The debate over eating vs. juicing is ongoing. Some people believe that juicing allows them to extract nutrition from their foods while making them easier to consume (and tastier) in the process. Others believe that eating whole foods gives your body the nutrition it’s meant to have. So, which is it? Should you juice your fruits and vegetables, or should you eat them whole? The answers may surprise you.
When it comes to the eating vs. juicing debate, those who lean toward eating whole foods claim that juicing doesn’t allow them to get the nutrition offered by the whole piece of food. For example, if you eat a serving of carrots, you’ll ingest all the heart- and digestion-healthy fiber those carrots can provide. Conversely, if you juice those carrots in a traditional juicer, all that fiber is left behind.
The manufacturers of juicers have come to realize that the traditional juicing methods leave much to be desired. That’s why some companies, such as Vitamix, have created machines that will allow you to juice foods in their entirety – even the parts you wouldn’t normally eat. To put this into perspective, imagine eating an apple. Chances are good that you rinse it off, consume the outer part, and toss the core into the waste bin or compost heap. With newer juicers, you can use the entire apple, core and all, and get all the nutrition it can offer.
Another common argument in the eating vs. juicing debate has to do with digestion. Many whole food advocates claim that the human body was intended to digest foods whole, and that juicing them creates an imbalance in your digestive tract. This can certainly be true. If you go from consuming your fruits and vegetables whole to juicing them, especially in a traditional blender, you may experience some digestive upset – namely gas and diarrhea. That’s because your body is no longer getting the fiber it’s become used to. However, if you juice whole foods, the digestive upset will be short-lived as your body will quickly acclimate.
On the other hand, there are many people who deal with digestive issues such as Crohn’s disease and IBS (Irritable Bowel Syndrome) and who experience digestive upset when their bodies must process the indigestible fiber found in many fruits and vegetables. For this reason, they may choose to eliminate many healthy foods from their diet an in effort to avoid bloating, gas, and discomfort. Traditional forms of juicing remove that indigestible fiber and provide people who have digestive issues with a fantastic way to get at least some of the nutrition from those foods.
Next, there’s also some discussion about eating vs. juicing and their effects on the metabolism. A study published in the Journal of the American Dietetic Association showed that eating whole foods rather than refined (juiced) foods increases thermogenesis by as much as 50%. Thermogenesis occurs when your body burns calories to create energy from the foods you eat, and the more efficient this thermogenic process, the faster your metabolism becomes. It makes sense when you consider the amount of work your body must do to break down whole fruits and vegetables when compared to juices, which are already broken down to an extent.
Another important facet to consider when looking at eating vs. juicing your fruits and vegetables is the nutrition loss associated with cooking foods meant to be consumed whole.

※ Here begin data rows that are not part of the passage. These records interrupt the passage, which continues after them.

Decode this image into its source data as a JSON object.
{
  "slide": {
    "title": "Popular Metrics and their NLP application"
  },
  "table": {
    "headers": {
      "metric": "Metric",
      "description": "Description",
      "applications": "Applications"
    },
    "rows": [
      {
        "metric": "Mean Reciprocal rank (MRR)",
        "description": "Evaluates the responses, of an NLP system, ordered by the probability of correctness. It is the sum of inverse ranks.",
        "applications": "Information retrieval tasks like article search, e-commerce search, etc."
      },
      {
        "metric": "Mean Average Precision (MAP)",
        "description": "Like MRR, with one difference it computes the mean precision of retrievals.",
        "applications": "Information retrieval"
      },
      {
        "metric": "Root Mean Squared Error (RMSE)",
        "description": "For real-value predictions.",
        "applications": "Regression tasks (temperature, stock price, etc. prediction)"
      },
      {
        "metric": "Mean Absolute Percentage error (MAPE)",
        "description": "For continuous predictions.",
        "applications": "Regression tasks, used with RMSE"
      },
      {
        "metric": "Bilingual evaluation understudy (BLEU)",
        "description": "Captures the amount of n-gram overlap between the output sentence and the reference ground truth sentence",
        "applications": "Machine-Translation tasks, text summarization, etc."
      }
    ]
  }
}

Vegetables, especially, contain a variety of digestive enzymes that your body needs to stay healthy, and cooking those vegetables at a temperature greater than 115 degrees Fahrenheit will destroy those enzymes.
A great example is asparagus, which contains an enzyme called glutathione peroxidase. This enzyme is vital in the production of antioxidants that bind to cancer-causing free radicals and escort them from your body before they have a chance to do harm. You wouldn’t normally consume asparagus raw; in fact, chances are good you steam, grill, or sauté it until it becomes tender. As soon as your spears reach 115 degrees, you’ve essentially destroyed the glutathione peroxidase and the benefits it can provide. Juicing that asparagus will allow you to consume it in its raw form with all the enzymes intact.
With all this information in mind, it stands to reason that juicing may be a fantastic way to get the nutrients found in fruits and vegetables that you may not otherwise consume, either because you don’t like the way they taste or you don’t enjoy the texture. If you choose to juice your fruits and vegetables, it’s vital that you juice with the right equipment. Traditional juicers extract liquid from foods, leaving fiber and other nutrition behind, so these are best avoided.
Instead, opt for newer juicers that allow you to juice foods in their entirety. These are typically high-powered blenders that will liquefy your foods and provide a thick, rich juice rather than a watery, thin one. With these machines, you can juice entire fruits and vegetables – including the parts you wouldn’t normally eat, such as the core of an apple or pineapple or the fuzzy brown skin of a kiwi.
If you’re wondering whether you should consume your foods whole or juice them, you aren’t alone. The eating vs. juicing debate has been going on since the first juicer was mass produced almost a century ago. If you plan to eat your food raw, then whole food is the best choice. If you plan to cook your vegetables to make them palatable, consider juicing them instead – but use a machine that juices the whole food and doesn’t leave anything behind.